Sabah’s 6 Endemic Bird Species
1. BLACK-CROWNED PITTA (Erythropitta ussheri)
These birds are typically 13–15.5 cm long and weigh around 50–64 g. Adult pittas have a clear black head and breast, standing out against a red belly. They also showcase noticeable pale blue stripes extending from their eyes and dark purple-blue upperparts with a shiny blue patch on the wing.
These birds are known for their distinctive calls which vary from soft whistles to loud penetrating screams depending on different phases of life including mating season. Although it is listed as Least Concern on the IUCN Red List, conservation efforts remain critical towards preserving this exotic bird for future generations.
2. BORNEAN BLACK-CAPPED BABBLER (Pellomeum capistratoides)
This robust and compact brown babbler displays a deep-hued crown, an orange chest, and a vivid white throat. In the subspecies found in North Borneo, a dark face and delicate white eyebrows set it apart from other variants.
The bird forages on the forest floor, resembling the movements of a rodent as it searches through fallen leaves. The Bornean Black-Capped Blabber is commonly sighted either as a solitary individual or in pairs. While the current population size remains unknown, this species is recognized for its preference for dwelling primarily in lowland and foothill forests.
3. KINABALU FRIENDLY WARBLER (Locustella accentor)
The Kinabalu Friendly Warbler thrives in the montane forests of high altitudes, sustaining itself primarily on an insect-based diet. This bird is identifiable by its unique dark brown plumage, complemented by a speckled gray throat and chest, and a distinctive long, broad tail.
While there remains a dearth of detailed information about this species, the Kinabalu Friendly Warbler is frequently sighted and photographed within the bounds of Kinabalu Park. Initially designated as “Least Concern” on the IUCN Red List in 2016, its status was later revised to “Threatened” during the years spanning from 2017 to 2020.
4. WHITE-CROWNED SHARMA (Copsychus stricklandii)
Measuring approximately 21–28 cm (8.3–11.0 in) in length and weighing between 31–42, the White Crowned Sharma showcases blue-black upperparts contrasting with orange-rufous underparts, along with a distinctive white rump and a black throat.
Based on studies, White-crowned Shamas are renowned for their melodious and captivating tunes, as well as their skill in imitating various bird calls and sounds (Collar, 2005; Roberts et al., 2020; Smythies, 1999). They are well known by the people of Sabah due to these attributes.
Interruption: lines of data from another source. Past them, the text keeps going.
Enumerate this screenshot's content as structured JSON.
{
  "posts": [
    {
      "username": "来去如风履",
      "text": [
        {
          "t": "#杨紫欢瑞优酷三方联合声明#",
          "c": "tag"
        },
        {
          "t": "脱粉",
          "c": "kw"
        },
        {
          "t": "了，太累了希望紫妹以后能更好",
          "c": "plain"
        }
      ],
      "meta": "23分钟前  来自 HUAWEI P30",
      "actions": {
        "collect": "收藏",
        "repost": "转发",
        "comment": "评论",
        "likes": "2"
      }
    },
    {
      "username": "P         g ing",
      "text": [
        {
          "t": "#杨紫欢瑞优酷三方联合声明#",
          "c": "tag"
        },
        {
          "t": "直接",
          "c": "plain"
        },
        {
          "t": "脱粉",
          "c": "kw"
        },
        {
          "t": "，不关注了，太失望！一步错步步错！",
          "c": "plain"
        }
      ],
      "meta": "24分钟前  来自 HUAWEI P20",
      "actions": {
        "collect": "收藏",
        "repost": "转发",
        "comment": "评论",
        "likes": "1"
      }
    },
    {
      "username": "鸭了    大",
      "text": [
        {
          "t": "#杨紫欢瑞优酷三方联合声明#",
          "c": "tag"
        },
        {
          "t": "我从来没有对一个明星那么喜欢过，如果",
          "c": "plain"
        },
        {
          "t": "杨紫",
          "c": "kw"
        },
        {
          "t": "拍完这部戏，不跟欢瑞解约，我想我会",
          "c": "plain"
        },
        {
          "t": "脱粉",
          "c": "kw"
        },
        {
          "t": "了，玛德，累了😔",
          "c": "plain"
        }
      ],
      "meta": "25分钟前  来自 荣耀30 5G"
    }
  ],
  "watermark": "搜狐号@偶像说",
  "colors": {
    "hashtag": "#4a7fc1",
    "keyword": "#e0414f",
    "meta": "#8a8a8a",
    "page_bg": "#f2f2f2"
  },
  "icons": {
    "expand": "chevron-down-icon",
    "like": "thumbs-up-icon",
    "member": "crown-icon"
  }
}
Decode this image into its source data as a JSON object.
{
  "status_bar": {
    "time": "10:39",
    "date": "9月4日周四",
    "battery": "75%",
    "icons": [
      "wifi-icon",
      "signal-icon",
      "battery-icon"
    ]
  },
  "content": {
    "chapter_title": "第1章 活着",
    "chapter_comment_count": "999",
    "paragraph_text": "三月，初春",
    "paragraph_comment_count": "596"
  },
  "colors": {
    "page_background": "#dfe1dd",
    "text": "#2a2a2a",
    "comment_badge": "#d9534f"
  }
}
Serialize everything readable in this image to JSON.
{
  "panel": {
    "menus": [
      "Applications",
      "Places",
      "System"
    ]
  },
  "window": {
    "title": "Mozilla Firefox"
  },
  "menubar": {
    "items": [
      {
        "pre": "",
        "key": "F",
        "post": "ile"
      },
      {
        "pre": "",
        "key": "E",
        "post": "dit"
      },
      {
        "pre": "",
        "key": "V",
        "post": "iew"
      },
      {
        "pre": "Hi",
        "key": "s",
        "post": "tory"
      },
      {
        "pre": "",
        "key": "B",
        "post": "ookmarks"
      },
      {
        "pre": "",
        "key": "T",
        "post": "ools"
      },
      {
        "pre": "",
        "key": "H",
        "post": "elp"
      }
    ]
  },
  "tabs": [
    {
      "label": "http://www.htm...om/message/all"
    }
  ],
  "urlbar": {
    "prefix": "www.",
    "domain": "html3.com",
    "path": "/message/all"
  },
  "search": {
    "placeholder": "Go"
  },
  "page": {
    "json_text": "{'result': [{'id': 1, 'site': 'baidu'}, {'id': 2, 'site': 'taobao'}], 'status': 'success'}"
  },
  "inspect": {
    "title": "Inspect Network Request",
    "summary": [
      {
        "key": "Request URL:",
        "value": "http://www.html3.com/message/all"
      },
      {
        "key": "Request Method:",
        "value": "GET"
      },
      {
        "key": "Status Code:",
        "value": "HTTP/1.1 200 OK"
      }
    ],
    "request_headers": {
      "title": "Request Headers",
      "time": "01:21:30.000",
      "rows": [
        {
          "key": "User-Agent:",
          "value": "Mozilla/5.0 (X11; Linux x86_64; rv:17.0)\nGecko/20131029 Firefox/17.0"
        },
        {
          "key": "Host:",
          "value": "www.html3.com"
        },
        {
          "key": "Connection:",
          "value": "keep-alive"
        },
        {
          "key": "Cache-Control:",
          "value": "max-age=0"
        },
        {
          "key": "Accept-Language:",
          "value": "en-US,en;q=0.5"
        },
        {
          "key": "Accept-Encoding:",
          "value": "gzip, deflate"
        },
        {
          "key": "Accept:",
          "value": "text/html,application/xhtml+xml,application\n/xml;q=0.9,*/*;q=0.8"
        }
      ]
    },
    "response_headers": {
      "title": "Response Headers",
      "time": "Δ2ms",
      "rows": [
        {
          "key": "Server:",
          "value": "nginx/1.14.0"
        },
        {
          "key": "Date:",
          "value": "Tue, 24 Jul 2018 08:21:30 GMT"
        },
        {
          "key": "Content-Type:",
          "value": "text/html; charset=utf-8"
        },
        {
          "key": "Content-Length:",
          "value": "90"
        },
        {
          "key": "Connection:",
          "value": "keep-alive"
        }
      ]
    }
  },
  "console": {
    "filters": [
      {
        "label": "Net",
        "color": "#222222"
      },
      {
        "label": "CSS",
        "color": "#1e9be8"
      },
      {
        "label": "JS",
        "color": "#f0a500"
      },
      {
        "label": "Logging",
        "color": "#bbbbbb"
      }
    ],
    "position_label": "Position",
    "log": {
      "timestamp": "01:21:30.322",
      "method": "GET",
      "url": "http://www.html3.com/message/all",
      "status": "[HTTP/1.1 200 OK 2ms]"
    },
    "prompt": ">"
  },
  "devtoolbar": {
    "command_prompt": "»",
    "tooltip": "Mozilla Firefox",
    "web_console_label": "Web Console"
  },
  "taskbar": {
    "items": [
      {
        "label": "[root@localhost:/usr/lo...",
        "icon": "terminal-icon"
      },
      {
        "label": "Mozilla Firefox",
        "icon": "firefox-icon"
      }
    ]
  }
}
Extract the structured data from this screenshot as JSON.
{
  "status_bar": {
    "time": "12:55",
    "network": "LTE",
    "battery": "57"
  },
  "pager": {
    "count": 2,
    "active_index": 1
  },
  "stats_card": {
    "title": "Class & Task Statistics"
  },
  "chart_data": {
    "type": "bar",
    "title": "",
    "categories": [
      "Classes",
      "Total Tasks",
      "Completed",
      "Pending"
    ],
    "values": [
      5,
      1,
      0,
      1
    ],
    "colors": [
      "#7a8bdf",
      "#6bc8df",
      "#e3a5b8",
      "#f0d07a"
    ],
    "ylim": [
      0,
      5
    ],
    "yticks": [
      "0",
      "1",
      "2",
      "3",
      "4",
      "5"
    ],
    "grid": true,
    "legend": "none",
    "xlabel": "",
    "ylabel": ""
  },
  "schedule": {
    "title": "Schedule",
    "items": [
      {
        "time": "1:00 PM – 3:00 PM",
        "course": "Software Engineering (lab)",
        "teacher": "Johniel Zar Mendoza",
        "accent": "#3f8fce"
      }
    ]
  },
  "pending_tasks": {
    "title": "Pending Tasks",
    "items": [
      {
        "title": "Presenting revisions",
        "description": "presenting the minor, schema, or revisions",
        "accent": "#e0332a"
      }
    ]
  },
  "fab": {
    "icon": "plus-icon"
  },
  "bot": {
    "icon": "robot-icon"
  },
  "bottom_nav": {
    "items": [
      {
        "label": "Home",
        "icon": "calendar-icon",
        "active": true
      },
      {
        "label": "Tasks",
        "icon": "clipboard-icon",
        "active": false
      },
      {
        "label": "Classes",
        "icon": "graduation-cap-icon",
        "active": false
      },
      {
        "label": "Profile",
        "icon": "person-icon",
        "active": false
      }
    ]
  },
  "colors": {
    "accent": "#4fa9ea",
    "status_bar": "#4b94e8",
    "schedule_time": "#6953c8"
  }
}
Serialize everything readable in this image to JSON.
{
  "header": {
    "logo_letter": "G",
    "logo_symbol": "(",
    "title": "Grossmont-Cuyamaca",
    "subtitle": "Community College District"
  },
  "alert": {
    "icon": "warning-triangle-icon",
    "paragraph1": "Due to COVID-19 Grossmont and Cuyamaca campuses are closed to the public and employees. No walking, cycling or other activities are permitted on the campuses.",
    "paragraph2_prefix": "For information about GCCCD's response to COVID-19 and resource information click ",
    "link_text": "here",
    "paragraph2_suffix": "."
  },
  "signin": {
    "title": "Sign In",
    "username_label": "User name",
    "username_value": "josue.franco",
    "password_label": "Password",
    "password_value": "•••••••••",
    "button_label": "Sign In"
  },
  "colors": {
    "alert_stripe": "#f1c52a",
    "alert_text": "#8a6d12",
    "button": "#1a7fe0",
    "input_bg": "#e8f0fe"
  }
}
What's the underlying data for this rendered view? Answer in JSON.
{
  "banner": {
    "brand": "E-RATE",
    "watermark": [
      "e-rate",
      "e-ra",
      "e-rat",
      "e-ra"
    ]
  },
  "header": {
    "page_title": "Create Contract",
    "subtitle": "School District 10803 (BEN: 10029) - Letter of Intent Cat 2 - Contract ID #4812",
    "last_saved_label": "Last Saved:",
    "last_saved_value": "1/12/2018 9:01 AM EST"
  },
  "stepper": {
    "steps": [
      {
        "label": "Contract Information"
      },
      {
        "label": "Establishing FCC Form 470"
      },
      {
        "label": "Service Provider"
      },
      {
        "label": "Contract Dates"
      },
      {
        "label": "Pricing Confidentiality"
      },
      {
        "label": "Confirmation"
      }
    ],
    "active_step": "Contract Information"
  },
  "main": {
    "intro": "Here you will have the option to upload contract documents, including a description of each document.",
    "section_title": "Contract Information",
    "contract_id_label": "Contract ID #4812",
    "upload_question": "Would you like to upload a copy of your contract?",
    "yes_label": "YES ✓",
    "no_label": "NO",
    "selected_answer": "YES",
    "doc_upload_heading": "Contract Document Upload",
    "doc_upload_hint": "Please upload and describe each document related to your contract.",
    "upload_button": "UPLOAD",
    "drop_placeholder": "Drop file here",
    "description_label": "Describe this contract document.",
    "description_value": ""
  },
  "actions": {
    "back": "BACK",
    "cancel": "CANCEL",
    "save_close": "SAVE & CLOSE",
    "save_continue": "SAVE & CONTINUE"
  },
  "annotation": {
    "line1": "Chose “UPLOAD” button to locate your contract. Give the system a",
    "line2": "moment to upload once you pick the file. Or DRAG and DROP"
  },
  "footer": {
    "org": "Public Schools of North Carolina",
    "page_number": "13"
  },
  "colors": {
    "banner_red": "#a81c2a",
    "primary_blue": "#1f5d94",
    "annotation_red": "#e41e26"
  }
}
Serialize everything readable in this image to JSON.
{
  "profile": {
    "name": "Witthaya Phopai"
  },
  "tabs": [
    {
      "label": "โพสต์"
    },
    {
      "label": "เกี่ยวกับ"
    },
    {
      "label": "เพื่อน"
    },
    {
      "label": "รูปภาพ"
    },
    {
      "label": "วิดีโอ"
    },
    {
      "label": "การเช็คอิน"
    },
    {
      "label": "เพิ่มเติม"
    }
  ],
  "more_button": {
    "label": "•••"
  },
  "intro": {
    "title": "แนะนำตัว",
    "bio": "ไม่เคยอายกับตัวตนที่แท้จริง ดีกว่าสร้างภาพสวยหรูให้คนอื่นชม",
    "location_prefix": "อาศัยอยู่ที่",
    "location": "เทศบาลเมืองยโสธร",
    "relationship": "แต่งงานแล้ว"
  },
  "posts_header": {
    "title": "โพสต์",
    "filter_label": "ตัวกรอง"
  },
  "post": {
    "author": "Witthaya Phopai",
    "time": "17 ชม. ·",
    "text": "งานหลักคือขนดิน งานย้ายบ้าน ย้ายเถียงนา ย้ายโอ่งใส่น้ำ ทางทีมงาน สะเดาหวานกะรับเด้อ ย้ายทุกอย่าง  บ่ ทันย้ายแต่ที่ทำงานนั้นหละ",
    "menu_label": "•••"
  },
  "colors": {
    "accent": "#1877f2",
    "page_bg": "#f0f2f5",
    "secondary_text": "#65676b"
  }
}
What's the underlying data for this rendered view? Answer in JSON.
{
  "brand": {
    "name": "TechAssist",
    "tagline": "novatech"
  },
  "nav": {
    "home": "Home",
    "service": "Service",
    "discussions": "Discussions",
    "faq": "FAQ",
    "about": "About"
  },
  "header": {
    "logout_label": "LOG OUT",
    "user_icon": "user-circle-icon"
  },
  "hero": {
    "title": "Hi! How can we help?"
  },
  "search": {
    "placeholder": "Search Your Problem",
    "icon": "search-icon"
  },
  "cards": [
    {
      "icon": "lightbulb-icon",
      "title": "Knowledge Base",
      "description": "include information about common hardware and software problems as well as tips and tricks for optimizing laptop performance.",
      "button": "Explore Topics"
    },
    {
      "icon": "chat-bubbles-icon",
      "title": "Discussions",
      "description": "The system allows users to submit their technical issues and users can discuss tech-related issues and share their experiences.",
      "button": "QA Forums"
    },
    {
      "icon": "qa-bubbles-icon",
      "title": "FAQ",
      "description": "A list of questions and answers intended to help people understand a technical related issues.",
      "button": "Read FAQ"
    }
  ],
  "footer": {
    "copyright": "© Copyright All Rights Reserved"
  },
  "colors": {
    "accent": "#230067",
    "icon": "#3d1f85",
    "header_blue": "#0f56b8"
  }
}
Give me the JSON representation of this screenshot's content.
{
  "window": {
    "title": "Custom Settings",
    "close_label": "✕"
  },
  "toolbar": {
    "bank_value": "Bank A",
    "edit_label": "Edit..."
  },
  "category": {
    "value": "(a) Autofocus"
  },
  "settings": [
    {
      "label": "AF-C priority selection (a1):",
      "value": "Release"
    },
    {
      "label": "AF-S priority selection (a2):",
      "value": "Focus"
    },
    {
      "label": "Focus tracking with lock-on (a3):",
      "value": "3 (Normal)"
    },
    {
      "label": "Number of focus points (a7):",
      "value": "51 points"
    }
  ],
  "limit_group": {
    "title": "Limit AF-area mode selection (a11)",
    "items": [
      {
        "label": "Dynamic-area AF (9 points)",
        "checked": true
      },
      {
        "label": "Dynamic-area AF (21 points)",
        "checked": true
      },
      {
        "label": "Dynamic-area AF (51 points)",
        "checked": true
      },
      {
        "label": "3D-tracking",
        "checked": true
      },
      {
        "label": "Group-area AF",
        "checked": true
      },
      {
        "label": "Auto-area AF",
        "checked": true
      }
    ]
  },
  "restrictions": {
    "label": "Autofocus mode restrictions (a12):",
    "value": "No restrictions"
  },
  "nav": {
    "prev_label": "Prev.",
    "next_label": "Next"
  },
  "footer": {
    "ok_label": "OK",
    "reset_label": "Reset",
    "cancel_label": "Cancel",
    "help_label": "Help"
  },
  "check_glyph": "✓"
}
However, ecological research on them has been limited, resulting in a scarcity of information regarding their natural behaviours and history.
5. SABAH PARTRIDGE (Tropicoperdix graydoni)
According to www.birdsoftheworld.org, the Sabah Partridge is a terrestrial species that is confined to the Malaysian state of Sabah (in northeast Borneo). The partridge has a brownish-gray plumage with black spots and white streaking on its underparts.
The Sabah Partridge, frequently captured in photographs and observed along the Kinabatangan River, faces a concerning decline in its population. As a result of this decline, it has been categorized as “Near Threatened” on the IUCN Red List.
6. WHITE-FRONTED FALCONET (Microhierax latifrons)
According to the Malaysia Biodiversity Information system, the White-Fronted Falconet, also known as the Bornean falconet, holds the title of being the world’s smallest falcon.
In terms of appearance, adult male Bornean falconets have a white forehead and crown, while the underparts are white with chestnut coloring on the belly and black markings on the wing coverts. Their upperparts are glossy blue-black, and they have brown eyes, black cere, and black feet. Females can be distinguished by a chestnut forehead and crown.
This species is restricted to northern Borneo, has a relatively small total population size, and its population trend is decreasing, putting the Bornean falconet on the IUCN Red List as Near Threatened.